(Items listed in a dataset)
+++

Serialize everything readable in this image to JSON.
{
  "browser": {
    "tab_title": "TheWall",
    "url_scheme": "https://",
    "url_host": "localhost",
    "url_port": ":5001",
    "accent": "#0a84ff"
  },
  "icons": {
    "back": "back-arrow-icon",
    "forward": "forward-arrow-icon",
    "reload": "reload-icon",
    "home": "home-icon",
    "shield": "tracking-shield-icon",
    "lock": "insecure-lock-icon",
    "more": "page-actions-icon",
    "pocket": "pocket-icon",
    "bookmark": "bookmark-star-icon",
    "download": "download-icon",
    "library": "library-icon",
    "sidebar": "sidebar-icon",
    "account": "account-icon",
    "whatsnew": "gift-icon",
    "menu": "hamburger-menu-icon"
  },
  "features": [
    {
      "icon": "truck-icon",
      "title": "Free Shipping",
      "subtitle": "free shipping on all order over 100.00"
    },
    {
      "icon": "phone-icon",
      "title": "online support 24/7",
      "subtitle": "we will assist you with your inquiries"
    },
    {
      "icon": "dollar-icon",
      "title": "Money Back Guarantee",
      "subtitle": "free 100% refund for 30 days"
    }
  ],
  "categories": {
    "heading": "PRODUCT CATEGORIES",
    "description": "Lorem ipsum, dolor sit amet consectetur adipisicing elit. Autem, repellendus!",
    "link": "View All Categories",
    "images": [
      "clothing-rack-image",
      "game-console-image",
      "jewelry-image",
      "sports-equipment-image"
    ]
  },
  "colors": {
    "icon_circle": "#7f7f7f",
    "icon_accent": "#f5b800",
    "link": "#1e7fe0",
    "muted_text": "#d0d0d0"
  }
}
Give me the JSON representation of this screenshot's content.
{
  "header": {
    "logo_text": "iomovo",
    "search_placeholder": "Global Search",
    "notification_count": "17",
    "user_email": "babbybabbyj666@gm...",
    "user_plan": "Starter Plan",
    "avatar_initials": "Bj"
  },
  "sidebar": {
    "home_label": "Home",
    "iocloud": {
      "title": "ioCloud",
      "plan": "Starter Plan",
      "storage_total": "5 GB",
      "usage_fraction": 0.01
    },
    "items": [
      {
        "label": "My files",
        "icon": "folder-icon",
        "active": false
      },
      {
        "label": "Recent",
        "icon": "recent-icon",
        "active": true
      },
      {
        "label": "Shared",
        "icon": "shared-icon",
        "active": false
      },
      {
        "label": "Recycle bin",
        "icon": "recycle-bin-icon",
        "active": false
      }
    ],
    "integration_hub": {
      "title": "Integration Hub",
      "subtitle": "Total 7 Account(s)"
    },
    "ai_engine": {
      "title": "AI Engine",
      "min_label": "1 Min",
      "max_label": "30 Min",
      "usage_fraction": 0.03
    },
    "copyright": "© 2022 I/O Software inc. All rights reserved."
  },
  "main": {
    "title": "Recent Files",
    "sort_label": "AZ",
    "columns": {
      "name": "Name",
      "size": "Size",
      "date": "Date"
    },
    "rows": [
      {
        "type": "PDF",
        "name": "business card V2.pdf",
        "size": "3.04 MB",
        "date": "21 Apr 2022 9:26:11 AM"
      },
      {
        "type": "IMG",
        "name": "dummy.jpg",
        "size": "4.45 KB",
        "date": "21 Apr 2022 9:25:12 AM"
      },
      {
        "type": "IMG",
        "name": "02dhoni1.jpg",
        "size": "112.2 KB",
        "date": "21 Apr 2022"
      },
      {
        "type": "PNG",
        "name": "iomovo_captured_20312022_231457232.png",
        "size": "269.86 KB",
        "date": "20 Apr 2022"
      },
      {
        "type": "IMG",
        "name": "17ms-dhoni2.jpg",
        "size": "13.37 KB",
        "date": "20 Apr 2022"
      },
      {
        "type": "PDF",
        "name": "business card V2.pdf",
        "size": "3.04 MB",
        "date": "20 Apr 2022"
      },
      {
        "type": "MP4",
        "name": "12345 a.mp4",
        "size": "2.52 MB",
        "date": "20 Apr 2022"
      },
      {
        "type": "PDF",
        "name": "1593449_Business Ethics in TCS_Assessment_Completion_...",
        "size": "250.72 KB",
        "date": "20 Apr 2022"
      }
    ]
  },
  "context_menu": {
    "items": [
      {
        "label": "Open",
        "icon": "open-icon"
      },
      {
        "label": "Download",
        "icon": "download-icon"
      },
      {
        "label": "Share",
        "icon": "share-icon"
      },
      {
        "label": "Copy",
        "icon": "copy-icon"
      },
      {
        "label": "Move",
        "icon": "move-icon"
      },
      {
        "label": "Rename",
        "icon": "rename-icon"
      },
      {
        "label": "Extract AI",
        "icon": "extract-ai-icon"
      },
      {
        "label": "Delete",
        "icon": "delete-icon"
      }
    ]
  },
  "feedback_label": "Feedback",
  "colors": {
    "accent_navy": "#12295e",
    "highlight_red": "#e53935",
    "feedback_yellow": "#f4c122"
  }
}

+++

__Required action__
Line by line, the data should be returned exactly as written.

__Answer to this problem__
Serialize everything readable in this image to JSON.
{
  "browser": {
    "tab_title": "TheWall",
    "url_scheme": "https://",
    "url_host": "localhost",
    "url_port": ":5001",
    "accent": "#0a84ff"
  },
  "icons": {
    "back": "back-arrow-icon",
    "forward": "forward-arrow-icon",
    "reload": "reload-icon",
    "home": "home-icon",
    "shield": "tracking-shield-icon",
    "lock": "insecure-lock-icon",
    "more": "page-actions-icon",
    "pocket": "pocket-icon",
    "bookmark": "bookmark-star-icon",
    "download": "download-icon",
    "library": "library-icon",
    "sidebar": "sidebar-icon",
    "account": "account-icon",
    "whatsnew": "gift-icon",
    "menu": "hamburger-menu-icon"
  },
  "features": [
    {
      "icon": "truck-icon",
      "title": "Free Shipping",
      "subtitle": "free shipping on all order over 100.00"
    },
    {
      "icon": "phone-icon",
      "title": "online support 24/7",
      "subtitle": "we will assist you with your inquiries"
    },
    {
      "icon": "dollar-icon",
      "title": "Money Back Guarantee",
      "subtitle": "free 100% refund for 30 days"
    }
  ],
  "categories": {
    "heading": "PRODUCT CATEGORIES",
    "description": "Lorem ipsum, dolor sit amet consectetur adipisicing elit. Autem, repellendus!",
    "link": "View All Categories",
    "images": [
      "clothing-rack-image",
      "game-console-image",
      "jewelry-image",
      "sports-equipment-image"
    ]
  },
  "colors": {
    "icon_circle": "#7f7f7f",
    "icon_accent": "#f5b800",
    "link": "#1e7fe0",
    "muted_text": "#d0d0d0"
  }
}
Give me the JSON representation of this screenshot's content.
{
  "header": {
    "logo_text": "iomovo",
    "search_placeholder": "Global Search",
    "notification_count": "17",
    "user_email": "babbybabbyj666@gm...",
    "user_plan": "Starter Plan",
    "avatar_initials": "Bj"
  },
  "sidebar": {
    "home_label": "Home",
    "iocloud": {
      "title": "ioCloud",
      "plan": "Starter Plan",
      "storage_total": "5 GB",
      "usage_fraction": 0.01
    },
    "items": [
      {
        "label": "My files",
        "icon": "folder-icon",
        "active": false
      },
      {
        "label": "Recent",
        "icon": "recent-icon",
        "active": true
      },
      {
        "label": "Shared",
        "icon": "shared-icon",
        "active": false
      },
      {
        "label": "Recycle bin",
        "icon": "recycle-bin-icon",
        "active": false
      }
    ],
    "integration_hub": {
      "title": "Integration Hub",
      "subtitle": "Total 7 Account(s)"
    },
    "ai_engine": {
      "title": "AI Engine",
      "min_label": "1 Min",
      "max_label": "30 Min",
      "usage_fraction": 0.03
    },
    "copyright": "© 2022 I/O Software inc. All rights reserved."
  },
  "main": {
    "title": "Recent Files",
    "sort_label": "AZ",
    "columns": {
      "name": "Name",
      "size": "Size",
      "date": "Date"
    },
    "rows": [
      {
        "type": "PDF",
        "name": "business card V2.pdf",
        "size": "3.04 MB",
        "date": "21 Apr 2022 9:26:11 AM"
      },
      {
        "type": "IMG",
        "name": "dummy.jpg",
        "size": "4.45 KB",
        "date": "21 Apr 2022 9:25:12 AM"
      },
      {
        "type": "IMG",
        "name": "02dhoni1.jpg",
        "size": "112.2 KB",
        "date": "21 Apr 2022"
      },
      {
        "type": "PNG",
        "name": "iomovo_captured_20312022_231457232.png",
        "size": "269.86 KB",
        "date": "20 Apr 2022"
      },
      {
        "type": "IMG",
        "name": "17ms-dhoni2.jpg",
        "size": "13.37 KB",
        "date": "20 Apr 2022"
      },
      {
        "type": "PDF",
        "name": "business card V2.pdf",
        "size": "3.04 MB",
        "date": "20 Apr 2022"
      },
      {
        "type": "MP4",
        "name": "12345 a.mp4",
        "size": "2.52 MB",
        "date": "20 Apr 2022"
      },
      {
        "type": "PDF",
        "name": "1593449_Business Ethics in TCS_Assessment_Completion_...",
        "size": "250.72 KB",
        "date": "20 Apr 2022"
      }
    ]
  },
  "context_menu": {
    "items": [
      {
        "label": "Open",
        "icon": "open-icon"
      },
      {
        "label": "Download",
        "icon": "download-icon"
      },
      {
        "label": "Share",
        "icon": "share-icon"
      },
      {
        "label": "Copy",
        "icon": "copy-icon"
      },
      {
        "label": "Move",
        "icon": "move-icon"
      },
      {
        "label": "Rename",
        "icon": "rename-icon"
      },
      {
        "label": "Extract AI",
        "icon": "extract-ai-icon"
      },
      {
        "label": "Delete",
        "icon": "delete-icon"
      }
    ]
  },
  "feedback_label": "Feedback",
  "colors": {
    "accent_navy": "#12295e",
    "highlight_red": "#e53935",
    "feedback_yellow": "#f4c122"
  }
}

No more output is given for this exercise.